    However there is another point that came to my mind. Rich wrote about man's fear of their initial and total dependence on the mother as a woman. And then I thinks of the creation of Eve: from one of Adam’s ribs. Is this an attempt to overcome the fear by an inversion of woman’s and man’s roles in the act of giving birth? It’s not without some irony: for in reality, it’s the mother with a child in her womb that feels the ache in her ribs, not the man.

    And just now, when reading Jacqueline Rose on Simone Weil, I came across these words:

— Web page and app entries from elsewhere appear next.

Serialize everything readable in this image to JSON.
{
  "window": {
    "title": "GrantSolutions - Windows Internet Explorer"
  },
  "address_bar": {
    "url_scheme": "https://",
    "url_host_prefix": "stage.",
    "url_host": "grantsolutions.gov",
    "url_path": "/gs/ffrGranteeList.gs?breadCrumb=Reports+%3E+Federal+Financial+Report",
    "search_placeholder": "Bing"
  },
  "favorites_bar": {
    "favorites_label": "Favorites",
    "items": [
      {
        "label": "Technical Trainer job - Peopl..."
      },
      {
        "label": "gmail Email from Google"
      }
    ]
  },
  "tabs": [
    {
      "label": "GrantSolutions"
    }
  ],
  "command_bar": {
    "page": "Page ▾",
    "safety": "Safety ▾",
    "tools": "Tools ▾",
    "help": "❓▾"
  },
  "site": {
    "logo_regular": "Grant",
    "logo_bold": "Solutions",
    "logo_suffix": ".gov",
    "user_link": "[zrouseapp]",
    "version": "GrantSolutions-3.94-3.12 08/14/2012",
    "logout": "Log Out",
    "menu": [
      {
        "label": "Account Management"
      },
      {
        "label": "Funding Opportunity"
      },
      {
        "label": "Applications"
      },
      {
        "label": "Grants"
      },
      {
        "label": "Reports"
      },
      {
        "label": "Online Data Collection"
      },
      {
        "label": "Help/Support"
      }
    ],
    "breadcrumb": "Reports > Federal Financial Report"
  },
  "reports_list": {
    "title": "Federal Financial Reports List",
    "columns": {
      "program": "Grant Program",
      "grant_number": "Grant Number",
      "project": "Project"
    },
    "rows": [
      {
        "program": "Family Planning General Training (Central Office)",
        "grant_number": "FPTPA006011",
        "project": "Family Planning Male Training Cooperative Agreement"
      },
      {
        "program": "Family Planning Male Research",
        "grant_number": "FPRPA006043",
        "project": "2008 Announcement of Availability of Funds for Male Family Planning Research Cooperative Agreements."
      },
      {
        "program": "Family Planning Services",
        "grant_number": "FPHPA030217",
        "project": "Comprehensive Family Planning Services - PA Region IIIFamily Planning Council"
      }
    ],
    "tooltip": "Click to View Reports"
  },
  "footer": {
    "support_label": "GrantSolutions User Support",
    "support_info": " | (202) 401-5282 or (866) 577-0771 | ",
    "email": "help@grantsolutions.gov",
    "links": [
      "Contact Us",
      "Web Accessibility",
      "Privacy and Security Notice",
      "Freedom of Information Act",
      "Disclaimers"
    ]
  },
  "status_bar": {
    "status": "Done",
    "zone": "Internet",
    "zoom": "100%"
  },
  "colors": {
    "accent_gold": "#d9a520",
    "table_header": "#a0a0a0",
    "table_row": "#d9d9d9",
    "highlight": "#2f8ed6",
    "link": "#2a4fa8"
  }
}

    A central question that has vexed so much political thought becomes why justice is always so elusive. Weil’s struggle with this question makes her a psychologist of human power. “Everyone,” wrote the Athenian historian and army general Thucydides in lines that she quoted more than once, “commands wherever he has the power to do so.” No one can resist mastery over others, because the alternative—to be dominated—is so wretched. “We know only too well,” the quotation continues, “that you too, like all the rest, as soon as you reach a certain level of power, will do likewise.” (That “you” is generic and aimed at everyone.) Justice requires, before anything else, a laying down of arms, in both senses of the term. It demands a “supernatural virtue,” Weil comments, because, however advantaged you might be, it involves behaving as if the world were equal; “supernatural” therefore suggests both inspired by divine grace and requiring superhuman effort, as if it were almost too much to ask of anyone.

    These reflections on power come in the midst of her 1942 text Attente de Dieu, her deepest meditation on God: “The true God is God conceived as all-powerful, but as not commanding everywhere he has the power to do so.” (This makes God the one exception to Thucydides’ rule.) In fact, “God causes this universe to exist, but he consents not to command it.” Through Creation, God renounced being “everything.” To revolt against God because of human misery is to misrepresent God as a “sovereign” or tyrant who rules the world, as opposed to a deity who has laid down his power. It falls on humans to create a better world—a form of freedom, or divine abandonment, or both.

    Most often translated as Waiting for God, Attente de Dieu might also be rendered as God’s Expectation; it is God who is waiting for man to fulfill this promise. To do so, he must relinquish the misguided conviction, cherished by the strong, that the justice of their cause outweighs that of the weak. Nothing, we might say, perpetuates injustice as much as the belief of the privileged that their privilege is just. Or, as Weil observes in her Marseille notebook, “the rich are invincibly led to believe they are someone.”

1 / 3